> **WHAT YOU NEED TO DO**
The records that follow are to be repeated exactly, without any pictures.

> **Items from an interface collection**
******************************
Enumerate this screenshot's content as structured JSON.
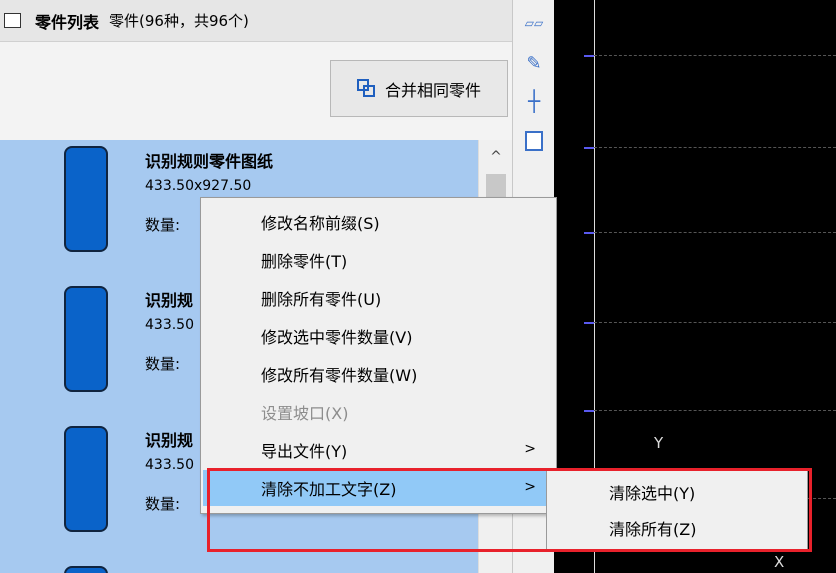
{
  "header": {
    "title": "零件列表",
    "subtitle": "零件(96种，共96个)"
  },
  "toolbar": {
    "merge_label": "合并相同零件"
  },
  "parts": [
    {
      "name": "识别规则零件图纸",
      "size": "433.50x927.50",
      "qty_label": "数量:"
    },
    {
      "name": "识别规",
      "size": "433.50",
      "qty_label": "数量:"
    },
    {
      "name": "识别规",
      "size": "433.50",
      "qty_label": "数量:"
    }
  ],
  "scroll": {
    "up_glyph": "^"
  },
  "context_menu": {
    "items": [
      {
        "label": "修改名称前缀(S)"
      },
      {
        "label": "删除零件(T)"
      },
      {
        "label": "删除所有零件(U)"
      },
      {
        "label": "修改选中零件数量(V)"
      },
      {
        "label": "修改所有零件数量(W)"
      },
      {
        "label": "设置坡口(X)"
      },
      {
        "label": "导出文件(Y)"
      },
      {
        "label": "清除不加工文字(Z)"
      }
    ],
    "arrow": ">"
  },
  "submenu": {
    "items": [
      {
        "label": "清除选中(Y)"
      },
      {
        "label": "清除所有(Z)"
      }
    ]
  },
  "canvas": {
    "y_label": "Y",
    "x_label": "X"
  },
  "icons": {
    "tool1": "aspect-ratio-icon",
    "tool2": "magic-wand-icon",
    "tool3": "crosshair-icon",
    "tool4": "page-icon"
  },
  "colors": {
    "selection": "#a6c9f0",
    "part_fill": "#0a63c9",
    "menu_highlight": "#91c9f7",
    "annotation_box": "#e8212b"
  }
}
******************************
> **EXERCISE RESULT**
Enumerate this screenshot's content as structured JSON.
{
  "header": {
    "title": "零件列表",
    "subtitle": "零件(96种，共96个)"
  },
  "toolbar": {
    "merge_label": "合并相同零件"
  },
  "parts": [
    {
      "name": "识别规则零件图纸",
      "size": "433.50x927.50",
      "qty_label": "数量:"
    },
    {
      "name": "识别规",
      "size": "433.50",
      "qty_label": "数量:"
    },
    {
      "name": "识别规",
      "size": "433.50",
      "qty_label": "数量:"
    }
  ],
  "scroll": {
    "up_glyph": "^"
  },
  "context_menu": {
    "items": [
      {
        "label": "修改名称前缀(S)"
      },
      {
        "label": "删除零件(T)"
      },
      {
        "label": "删除所有零件(U)"
      },
      {
        "label": "修改选中零件数量(V)"
      },
      {
        "label": "修改所有零件数量(W)"
      },
      {
        "label": "设置坡口(X)"
      },
      {
        "label": "导出文件(Y)"
      },
      {
        "label": "清除不加工文字(Z)"
      }
    ],
    "arrow": ">"
  },
  "submenu": {
    "items": [
      {
        "label": "清除选中(Y)"
      },
      {
        "label": "清除所有(Z)"
      }
    ]
  },
  "canvas": {
    "y_label": "Y",
    "x_label": "X"
  },
  "icons": {
    "tool1": "aspect-ratio-icon",
    "tool2": "magic-wand-icon",
    "tool3": "crosshair-icon",
    "tool4": "page-icon"
  },
  "colors": {
    "selection": "#a6c9f0",
    "part_fill": "#0a63c9",
    "menu_highlight": "#91c9f7",
    "annotation_box": "#e8212b"
  }
}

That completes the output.